Back in the late 1980s, luxury carmaker Infiniti raised some eyebrows with a novel television ad campaign in which the cars being sold weren't shown. The camera lingered instead on waves washing up on a beach.
The Zen-like pitch: Buy an aura.
Pop the clutch and squeal ahead to today. An Infiniti print ad depicts a big sedan in profile, hood open. "You park. You talk about big blocks. You talk about horsepower and torque," reads the copy. "Muscle car becomes culture."
Once, devotees of fast cars formed more of a subculture. As a kid in the 1970s, auto writer Eric Evarts marveled at the exotic 800-900 horsepower top-fuel dragsters in the pages of Hot Rod magazine.
At a major auto show this month in Detroit, Eric came nose-to-grill with a 1,000-horsepower behemoth sedan by no less a mainstream carmaker than Cadillac.
An extreme, sure, but potent powerplants now lurk under many a hood. Car magazines like Road & Track are hailing the return of automotive power as though it were MacArthur wading ashore.
In fact, pundits have wondered in print whether national insecurity about a looming war has us pining for the chrome-plated days of American muscle.
But it's not all nostalgia.
Edgier "tuner car" magazines, devoured by today's teens, feature low-riding imports with aftermarket add-ons that yield 800-horsepower performance. That worries safety experts - and not a few parents.
Still, horsepower is not the whole story. Industry ingenuity also goes toward advancing gas/electric hybrids, and piston engines that partly shut down to save gas.

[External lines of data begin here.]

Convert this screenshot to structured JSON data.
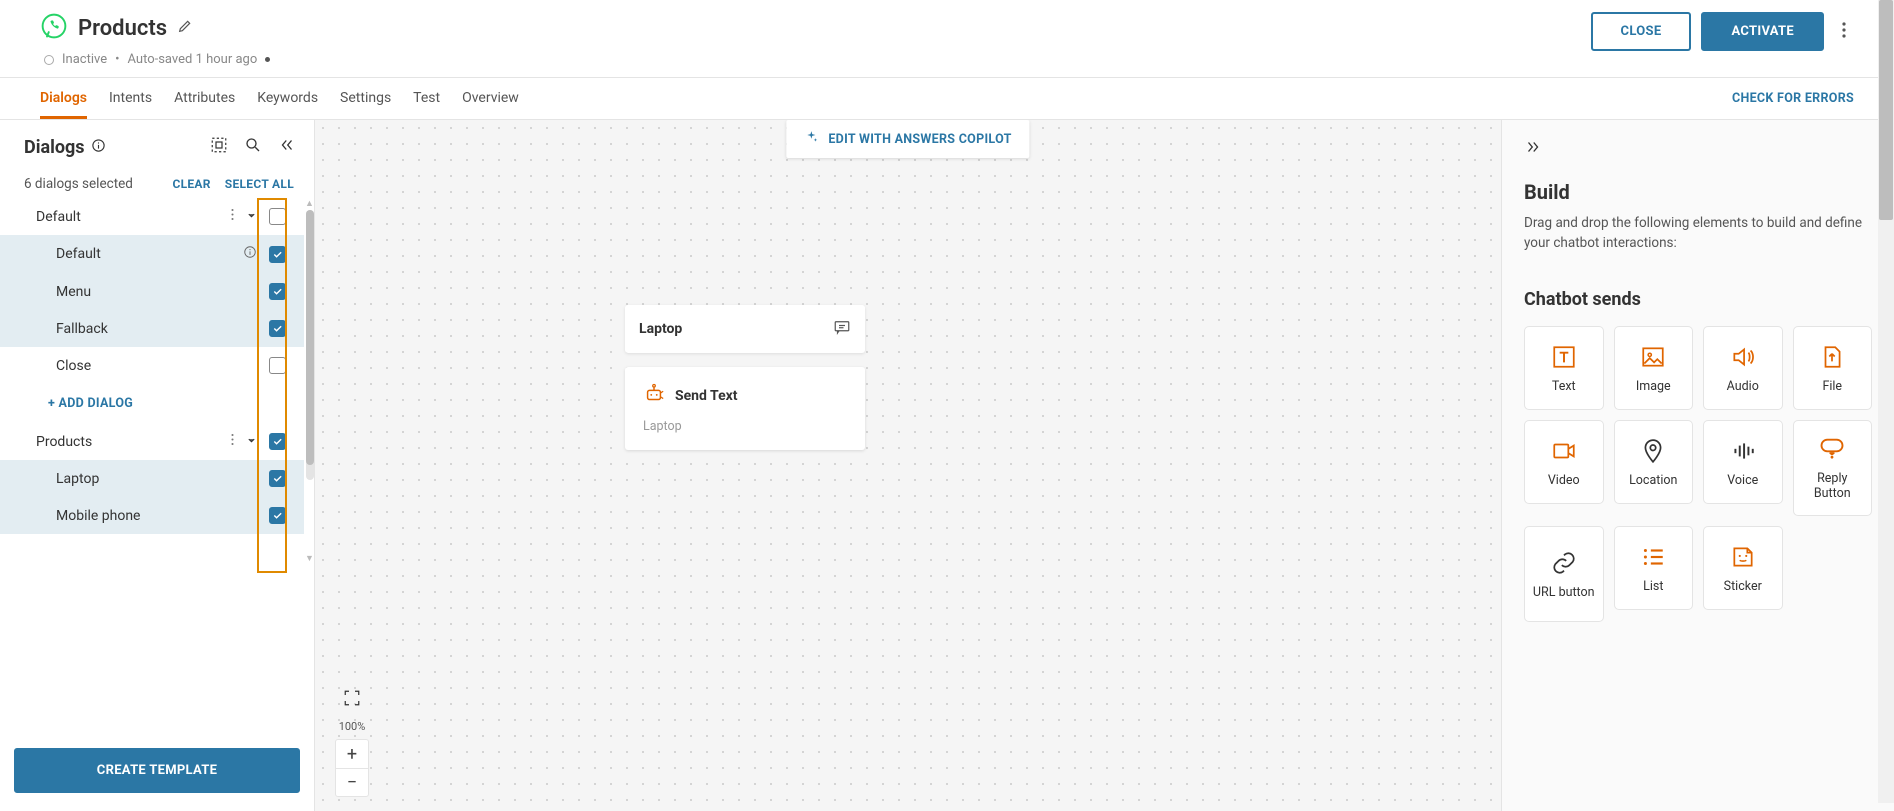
{
  "header": {
    "title": "Products",
    "status": "Inactive",
    "autosaved": "Auto-saved 1 hour ago",
    "close": "CLOSE",
    "activate": "ACTIVATE"
  },
  "tabs": {
    "items": [
      "Dialogs",
      "Intents",
      "Attributes",
      "Keywords",
      "Settings",
      "Test",
      "Overview"
    ],
    "active_index": 0,
    "check_errors": "CHECK FOR ERRORS"
  },
  "sidebar": {
    "title": "Dialogs",
    "selected_text": "6 dialogs selected",
    "clear": "CLEAR",
    "select_all": "SELECT ALL",
    "add_dialog": "+ ADD DIALOG",
    "create_template": "CREATE TEMPLATE",
    "groups": [
      {
        "name": "Default",
        "checked": false,
        "show_info": false,
        "items": [
          {
            "name": "Default",
            "checked": true,
            "show_info": true
          },
          {
            "name": "Menu",
            "checked": true,
            "show_info": false
          },
          {
            "name": "Fallback",
            "checked": true,
            "show_info": false
          },
          {
            "name": "Close",
            "checked": false,
            "show_info": false
          }
        ],
        "add_dialog": true
      },
      {
        "name": "Products",
        "checked": true,
        "show_info": false,
        "items": [
          {
            "name": "Laptop",
            "checked": true,
            "show_info": false
          },
          {
            "name": "Mobile phone",
            "checked": true,
            "show_info": false
          }
        ],
        "add_dialog": false
      }
    ]
  },
  "canvas": {
    "copilot": "EDIT WITH ANSWERS COPILOT",
    "node_title": "Laptop",
    "send_text_label": "Send Text",
    "send_text_body": "Laptop",
    "zoom": "100%"
  },
  "right": {
    "title": "Build",
    "desc": "Drag and drop the following elements to build and define your chatbot interactions:",
    "section": "Chatbot sends",
    "blocks": [
      {
        "name": "Text",
        "icon": "text",
        "accent": true
      },
      {
        "name": "Image",
        "icon": "image",
        "accent": true
      },
      {
        "name": "Audio",
        "icon": "audio",
        "accent": true
      },
      {
        "name": "File",
        "icon": "file",
        "accent": true
      },
      {
        "name": "Video",
        "icon": "video",
        "accent": true
      },
      {
        "name": "Location",
        "icon": "location",
        "accent": false
      },
      {
        "name": "Voice",
        "icon": "voice",
        "accent": false
      },
      {
        "name": "Reply Button",
        "icon": "reply",
        "accent": true
      },
      {
        "name": "URL button",
        "icon": "url",
        "accent": false
      },
      {
        "name": "List",
        "icon": "list",
        "accent": true
      },
      {
        "name": "Sticker",
        "icon": "sticker",
        "accent": true
      }
    ]
  }
}
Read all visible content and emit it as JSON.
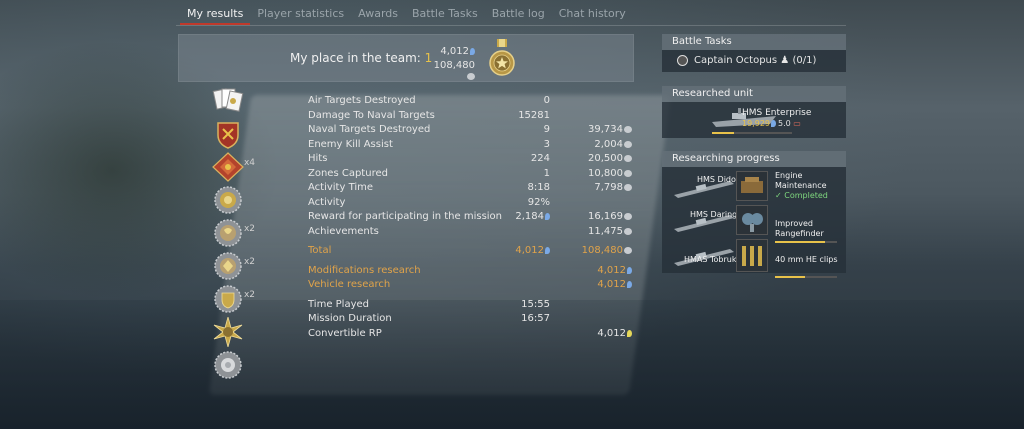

Carmakers' two-part task: Meet buyers' basic desires, and stay ready for social evolution.